    Just two cents from someone who’s been called “excitable” in the past.

    • joe

      Great advice, Tim. Just like most methods there are appropriate times. Maybe I should use a better example.

      I would contend that with some people that are naturally confrontational that a measured, confrontational response is the best tactic. That’s where I think this method works best, with people that don’t naturally come to a conversation level headed. Meet them where they live and them walk them back to where you live.

      If someone were naturally level headed but on this occasion were unusually emotional I would instead come in flying low and calm. They know the path home – it’s where they live.

      There’s also a big difference from always having this turned on as a response. It needs to be used sparingly – any more than that and you might be the person on the other side of this example.

  • Paul Higginbottom

    Once when meeting a very agitated customer who was yelling, I responded with (sternly and intently) – “Look, we both need this to work, and yelling at me won’t help. You’ve given a long list of issues to resolve and it’s changed each time we’ve met. What I need you to do to help me help you is give me your top 10 – I promise to tackle those, and then when we’ve got those done, give me your next top 10, and continue until we’re in good shape.”

    That seemed to work, the customer actually liked that I ‘stood up’ to the yelling, got on the ‘same side of the table’ as them (we both need it to work), and gave an approach that would more efficiently lead to success.

    • joe

      Now that’s a better example.
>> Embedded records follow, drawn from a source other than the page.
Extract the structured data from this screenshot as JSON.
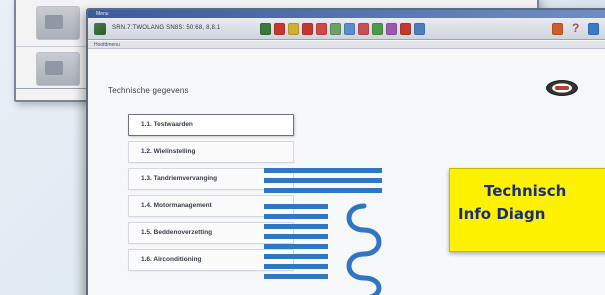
{
  "back_window": {
    "items": [
      {
        "icon": "thumbnail-icon"
      },
      {
        "icon": "thumbnail-icon"
      }
    ]
  },
  "main_window": {
    "title": "Menu",
    "toolbar": {
      "path": "SRN.7:TWOLANG SN8S: 50:68, 8,8.1",
      "help_glyph": "?"
    },
    "breadcrumb": "Hoofdmenu",
    "section_heading": "Technische gegevens",
    "menu_items": [
      {
        "label": "1.1.  Testwaarden",
        "active": true
      },
      {
        "label": "1.2.  Wielinstelling",
        "active": false
      },
      {
        "label": "1.3.  Tandriemvervanging",
        "active": false
      },
      {
        "label": "1.4.  Motormanagement",
        "active": false
      },
      {
        "label": "1.5.  Beddenoverzetting",
        "active": false
      },
      {
        "label": "1.6.  Airconditioning",
        "active": false
      }
    ]
  },
  "badge": {
    "line1": "Technisch",
    "line2": "Info Diagn"
  },
  "colors": {
    "badge_bg": "#fff200",
    "badge_text": "#1a2d7a",
    "doc_blue": "#2f76c6",
    "window_border": "#5f6a7c"
  }
}
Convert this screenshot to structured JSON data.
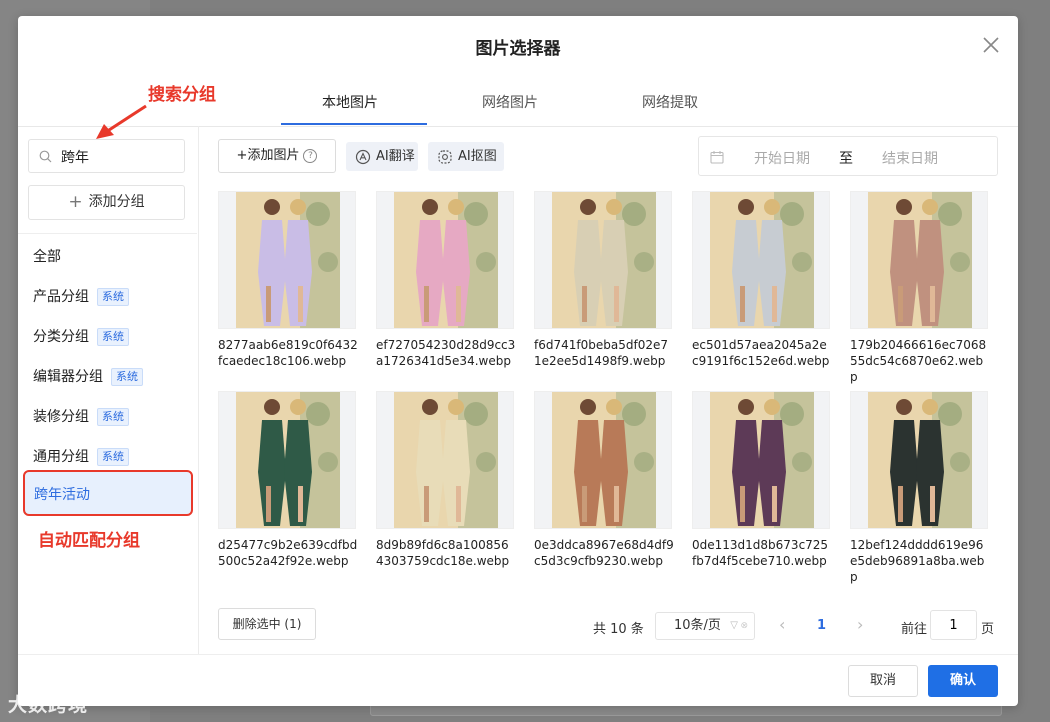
{
  "dialog": {
    "title": "图片选择器"
  },
  "tabs": [
    {
      "label": "本地图片"
    },
    {
      "label": "网络图片"
    },
    {
      "label": "网络提取"
    }
  ],
  "annotations": {
    "search_note": "搜索分组",
    "match_note": "自动匹配分组"
  },
  "sidebar": {
    "search_value": "跨年",
    "add_group_label": "添加分组",
    "groups": [
      {
        "label": "全部",
        "badge": ""
      },
      {
        "label": "产品分组",
        "badge": "系统"
      },
      {
        "label": "分类分组",
        "badge": "系统"
      },
      {
        "label": "编辑器分组",
        "badge": "系统"
      },
      {
        "label": "装修分组",
        "badge": "系统"
      },
      {
        "label": "通用分组",
        "badge": "系统"
      },
      {
        "label": "跨年活动",
        "badge": ""
      }
    ]
  },
  "toolbar": {
    "add_image_label": "+添加图片",
    "help_glyph": "?",
    "ai_translate_label": "AI翻译",
    "ai_cutout_label": "AI抠图",
    "start_date_placeholder": "开始日期",
    "range_separator": "至",
    "end_date_placeholder": "结束日期"
  },
  "images": [
    {
      "name": "8277aab6e819c0f6432fcaedec18c106.webp",
      "dress_color": "#c9bde6"
    },
    {
      "name": "ef727054230d28d9cc3a1726341d5e34.webp",
      "dress_color": "#e6a9c3"
    },
    {
      "name": "f6d741f0beba5df02e71e2ee5d1498f9.webp",
      "dress_color": "#d8cfb4"
    },
    {
      "name": "ec501d57aea2045a2ec9191f6c152e6d.webp",
      "dress_color": "#c7ccd2"
    },
    {
      "name": "179b20466616ec706855dc54c6870e62.webp",
      "dress_color": "#c0917f"
    },
    {
      "name": "d25477c9b2e639cdfbd500c52a42f92e.webp",
      "dress_color": "#2f5a47"
    },
    {
      "name": "8d9b89fd6c8a1008564303759cdc18e.webp",
      "dress_color": "#e8dcb8"
    },
    {
      "name": "0e3ddca8967e68d4df9c5d3c9cfb9230.webp",
      "dress_color": "#b87a58"
    },
    {
      "name": "0de113d1d8b673c725fb7d4f5cebe710.webp",
      "dress_color": "#5d3a57"
    },
    {
      "name": "12bef124dddd619e96e5deb96891a8ba.webp",
      "dress_color": "#2b3330"
    }
  ],
  "footer_bar": {
    "delete_label": "删除选中 (1)",
    "total_label": "共 10 条",
    "page_size_label": "10条/页",
    "current_page": "1",
    "goto_label": "前往",
    "goto_value": "1",
    "page_suffix": "页"
  },
  "actions": {
    "cancel_label": "取消",
    "confirm_label": "确认"
  },
  "watermark": "大数跨境",
  "colors": {
    "accent": "#1f6fe5",
    "annotation_red": "#e8392b",
    "active_bg": "#e7f0fd"
  }
}
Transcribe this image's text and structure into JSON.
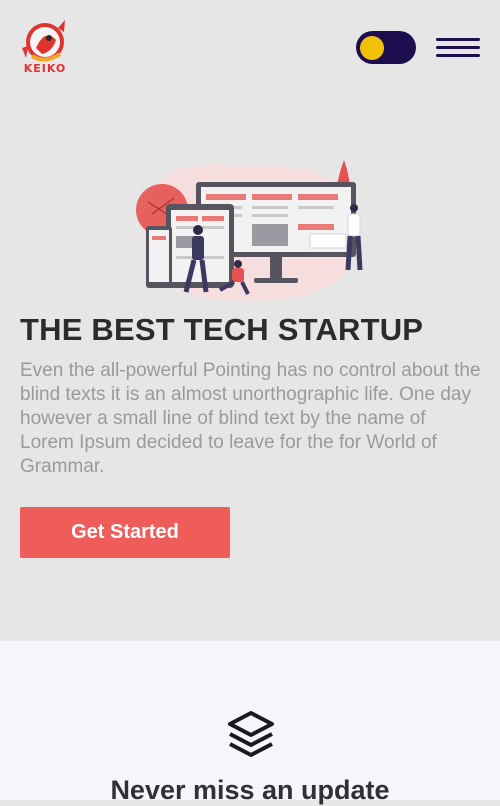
{
  "brand": {
    "name": "KEIKO"
  },
  "header": {
    "theme_toggle": {
      "state": "light",
      "knob_color": "#f2c20b",
      "track_color": "#1d0f4f"
    },
    "menu_icon": "hamburger-icon"
  },
  "hero": {
    "title": "THE BEST TECH STARTUP",
    "description": "Even the all-powerful Pointing has no control about the blind texts it is an almost unorthographic life. One day however a small line of blind text by the name of Lorem Ipsum decided to leave for the for World of Grammar.",
    "cta_label": "Get Started",
    "illustration": "tech-startup-illustration"
  },
  "features": {
    "icon": "layers-icon",
    "title": "Never miss an update"
  },
  "colors": {
    "accent": "#ef5d5a",
    "brand": "#e0322f",
    "dark": "#1d0f4f",
    "hero_bg": "#e6e6e6",
    "section_bg": "#f4f6fc"
  }
}
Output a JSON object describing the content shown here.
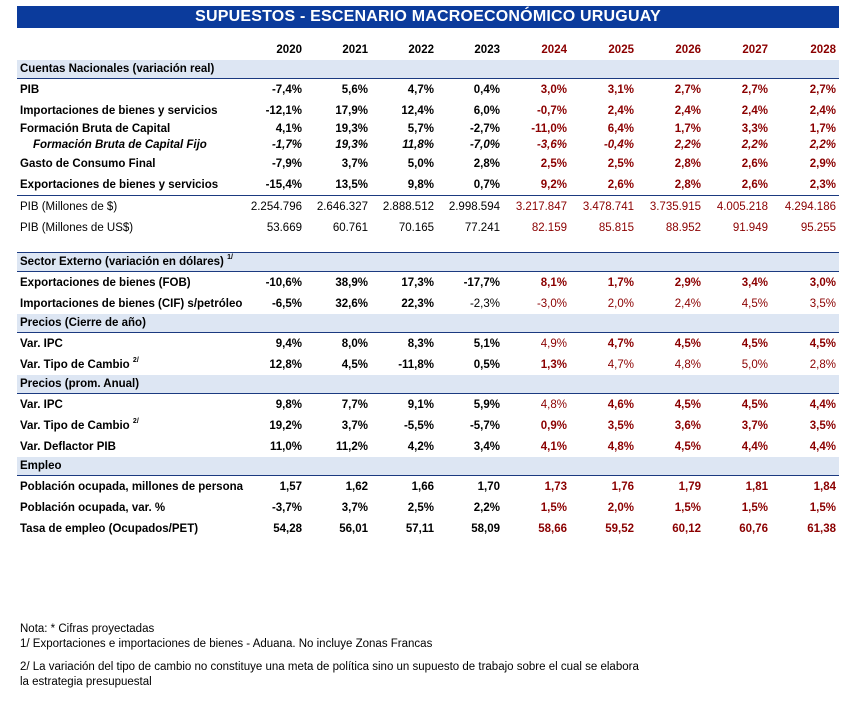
{
  "title": "SUPUESTOS - ESCENARIO MACROECONÓMICO URUGUAY",
  "years": [
    "2020",
    "2021",
    "2022",
    "2023",
    "2024",
    "2025",
    "2026",
    "2027",
    "2028"
  ],
  "projected_from_index": 4,
  "sections": [
    {
      "title": "Cuentas Nacionales (variación real)",
      "sup": "",
      "rows": [
        {
          "label": "PIB",
          "values": [
            "-7,4%",
            "5,6%",
            "4,7%",
            "0,4%",
            "3,0%",
            "3,1%",
            "2,7%",
            "2,7%",
            "2,7%"
          ],
          "style": "bold"
        },
        {
          "label": "Importaciones de bienes y servicios",
          "values": [
            "-12,1%",
            "17,9%",
            "12,4%",
            "6,0%",
            "-0,7%",
            "2,4%",
            "2,4%",
            "2,4%",
            "2,4%"
          ],
          "style": "bold"
        },
        {
          "label": "Formación Bruta de Capital",
          "values": [
            "4,1%",
            "19,3%",
            "5,7%",
            "-2,7%",
            "-11,0%",
            "6,4%",
            "1,7%",
            "3,3%",
            "1,7%"
          ],
          "style": "bold",
          "compact": true
        },
        {
          "label": "Formación Bruta de Capital Fijo",
          "values": [
            "-1,7%",
            "19,3%",
            "11,8%",
            "-7,0%",
            "-3,6%",
            "-0,4%",
            "2,2%",
            "2,2%",
            "2,2%"
          ],
          "style": "italic",
          "compact": true
        },
        {
          "label": "Gasto de Consumo Final",
          "values": [
            "-7,9%",
            "3,7%",
            "5,0%",
            "2,8%",
            "2,5%",
            "2,5%",
            "2,8%",
            "2,6%",
            "2,9%"
          ],
          "style": "bold"
        },
        {
          "label": "Exportaciones de bienes y servicios",
          "values": [
            "-15,4%",
            "13,5%",
            "9,8%",
            "0,7%",
            "9,2%",
            "2,6%",
            "2,8%",
            "2,6%",
            "2,3%"
          ],
          "style": "bold"
        }
      ],
      "extra_rows": [
        {
          "label": "PIB (Millones de $)",
          "values": [
            "2.254.796",
            "2.646.327",
            "2.888.512",
            "2.998.594",
            "3.217.847",
            "3.478.741",
            "3.735.915",
            "4.005.218",
            "4.294.186"
          ],
          "style": "normal"
        },
        {
          "label": "PIB (Millones de US$)",
          "values": [
            "53.669",
            "60.761",
            "70.165",
            "77.241",
            "82.159",
            "85.815",
            "88.952",
            "91.949",
            "95.255"
          ],
          "style": "normal"
        }
      ]
    },
    {
      "title": "Sector Externo (variación en dólares)",
      "sup": "1/",
      "rows": [
        {
          "label": "Exportaciones de bienes (FOB)",
          "values": [
            "-10,6%",
            "38,9%",
            "17,3%",
            "-17,7%",
            "8,1%",
            "1,7%",
            "2,9%",
            "3,4%",
            "3,0%"
          ],
          "style": "bold"
        },
        {
          "label": "Importaciones de bienes (CIF) s/petróleo",
          "values": [
            "-6,5%",
            "32,6%",
            "22,3%",
            "-2,3%",
            "-3,0%",
            "2,0%",
            "2,4%",
            "4,5%",
            "3,5%"
          ],
          "style": "bold",
          "normal_from": 3
        }
      ]
    },
    {
      "title": "Precios (Cierre de año)",
      "sup": "",
      "rows": [
        {
          "label": "Var. IPC",
          "values": [
            "9,4%",
            "8,0%",
            "8,3%",
            "5,1%",
            "4,9%",
            "4,7%",
            "4,5%",
            "4,5%",
            "4,5%"
          ],
          "style": "bold",
          "normal_from": 4,
          "normal_to": 4
        },
        {
          "label": "Var. Tipo de Cambio",
          "sup": "2/",
          "values": [
            "12,8%",
            "4,5%",
            "-11,8%",
            "0,5%",
            "1,3%",
            "4,7%",
            "4,8%",
            "5,0%",
            "2,8%"
          ],
          "style": "bold",
          "normal_from": 5
        }
      ]
    },
    {
      "title": "Precios (prom. Anual)",
      "sup": "",
      "rows": [
        {
          "label": "Var. IPC",
          "values": [
            "9,8%",
            "7,7%",
            "9,1%",
            "5,9%",
            "4,8%",
            "4,6%",
            "4,5%",
            "4,5%",
            "4,4%"
          ],
          "style": "bold",
          "normal_from": 4,
          "normal_to": 4
        },
        {
          "label": "Var. Tipo de Cambio",
          "sup": "2/",
          "values": [
            "19,2%",
            "3,7%",
            "-5,5%",
            "-5,7%",
            "0,9%",
            "3,5%",
            "3,6%",
            "3,7%",
            "3,5%"
          ],
          "style": "bold"
        },
        {
          "label": "Var. Deflactor PIB",
          "values": [
            "11,0%",
            "11,2%",
            "4,2%",
            "3,4%",
            "4,1%",
            "4,8%",
            "4,5%",
            "4,4%",
            "4,4%"
          ],
          "style": "bold"
        }
      ]
    },
    {
      "title": "Empleo",
      "sup": "",
      "rows": [
        {
          "label": "Población ocupada, millones de persona",
          "values": [
            "1,57",
            "1,62",
            "1,66",
            "1,70",
            "1,73",
            "1,76",
            "1,79",
            "1,81",
            "1,84"
          ],
          "style": "bold"
        },
        {
          "label": "Población ocupada, var. %",
          "values": [
            "-3,7%",
            "3,7%",
            "2,5%",
            "2,2%",
            "1,5%",
            "2,0%",
            "1,5%",
            "1,5%",
            "1,5%"
          ],
          "style": "bold"
        },
        {
          "label": "Tasa de empleo (Ocupados/PET)",
          "values": [
            "54,28",
            "56,01",
            "57,11",
            "58,09",
            "58,66",
            "59,52",
            "60,12",
            "60,76",
            "61,38"
          ],
          "style": "bold"
        }
      ]
    }
  ],
  "notes": [
    "Nota: * Cifras proyectadas",
    "1/ Exportaciones e importaciones de bienes - Aduana. No incluye Zonas Francas",
    "2/ La variación del tipo de cambio no constituye una meta de política sino un supuesto de trabajo sobre el cual se elabora",
    "la estrategia presupuestal"
  ],
  "colors": {
    "banner": "#0b3b9c",
    "section_fill": "#dde6f3",
    "projected": "#8b0000"
  }
}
Mind if I re-write and use your story instead? :)

  • Mark Ciccarello

    You should send this to Obama.